First we will have to make rolags, or luli pinale, as Ompu Erwin
is doing here
Until today I haven’t known how to put one and one together, but it happened by itself during a conversation at lunch. Nashir and I have been invited to make a presentation at Nommensen University on 17 January. After that, I have almost two weeks free before the next presentation. Why not JUST DO IT? Why wait for the government to provide the resources? Why not just run the show? Bring our spinning wheel, gin and bow from Medan. Invite Team Pulang Kampung. Adjust the wheel in Ompu Erwin’s village with her expert advice. If Jesral Tambunan can manage it, perhaps make new instruments so the weavers can continue to spin when we are gone. Then get the weavers and Ompu Erwin together in Sianjur Mulamula and watch what happens. 

Ibu Tetti was keen to go ahead with the plans. Nashir and Paul took a harrowing night ride on Paul’s motorcycle up to Sianjur Mulamula to see if Ompu Erwin was willing. They got a flat tire in an isolated stretch and had to spend the night in a village, but in the morning they were able to contact Ompu Erwin. She was also keen! In my concern about Nashir and Paul’s failure to return on that dark and rainy night, I had contacted Ombang Siboro, head of tourism in the Regency of Samosir. The silver lining in that cloud was that it gave me the opportunity to tell him of our plans. Hurrah, he has generously given us the guest house at the hotsprings for the duration of the workshop! And Tetti will see if the goverment can provide transportation for us.

And when it comes to financial support, another miracle occurred. Someone on Facebook whom I have never met suggested, in her enthusiasm, that I set up a weaving school. Feeling weighed down by the implications of such a suggestion, I decided to ask if she would help me bear the financial weight of this workshop. She was immediately willing and found two friends who were also immediately willing to chip in a little bit. So far we have the transportation of Team Pulang Kampung almost completely covered and also the fee that we would like to pay to Ompu Erwin to thank her for being our guru. Thank you, Tiarma Hutagalung! Lasma has agreed to be our accountant.

Excitement is building. Manguji Nababan, head of the Centre of Documentation and Research of Batak Culture at Nommensen University, may be able to attend, as may Nelson Lumbantoruan, head of Tourism in Dolok Sanggul. Ombang Siboro will try to attend. Ishak Aritonang and Arjuna Bakkara, two bright young Bataks interested in setting up a workshop for blue dyes in Muara in the future will try to attend. So will the Camat in Muara. Franmi Karto, son of the Karo goldsmith may be able to help Nashir with the video documentation using new equipment borrowed from Suarasama. It is turning into a Festival of Yarn, not just a workshop! Such a pleasure to work with this kind of enthusiasm. (What a difference compared to working with half-hearted students at university.)

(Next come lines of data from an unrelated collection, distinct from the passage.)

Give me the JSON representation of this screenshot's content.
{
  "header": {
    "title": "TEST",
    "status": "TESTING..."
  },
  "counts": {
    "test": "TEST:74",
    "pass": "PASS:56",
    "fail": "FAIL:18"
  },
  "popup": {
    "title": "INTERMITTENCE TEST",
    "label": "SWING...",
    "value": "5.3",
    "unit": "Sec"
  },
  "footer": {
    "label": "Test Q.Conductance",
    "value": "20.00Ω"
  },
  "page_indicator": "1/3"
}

If we collect enough financial support, we may be able to pay for yarn to be spun for us in the future. Perhaps, one day, we will be able to make an ulos with handspun yarn! Whoa! Whoa! No sense counting chickens just yet. It is special enough to re-kindle Batak spinning in Sianjur Mulamula, the place of origin of the Batak people, the place where the great and original Batak spinner, Si Boru Deak Parujar, came down to earth on her yarn and created the world. SiAnjur Mulamula, the place of origins. May it be the place of re-origins.


  1. This is an amazing story. Thank you for this. Look forward to hearing/learning more.

  2. Very, very exciting! Best wishes for every success to all concerned! Pamela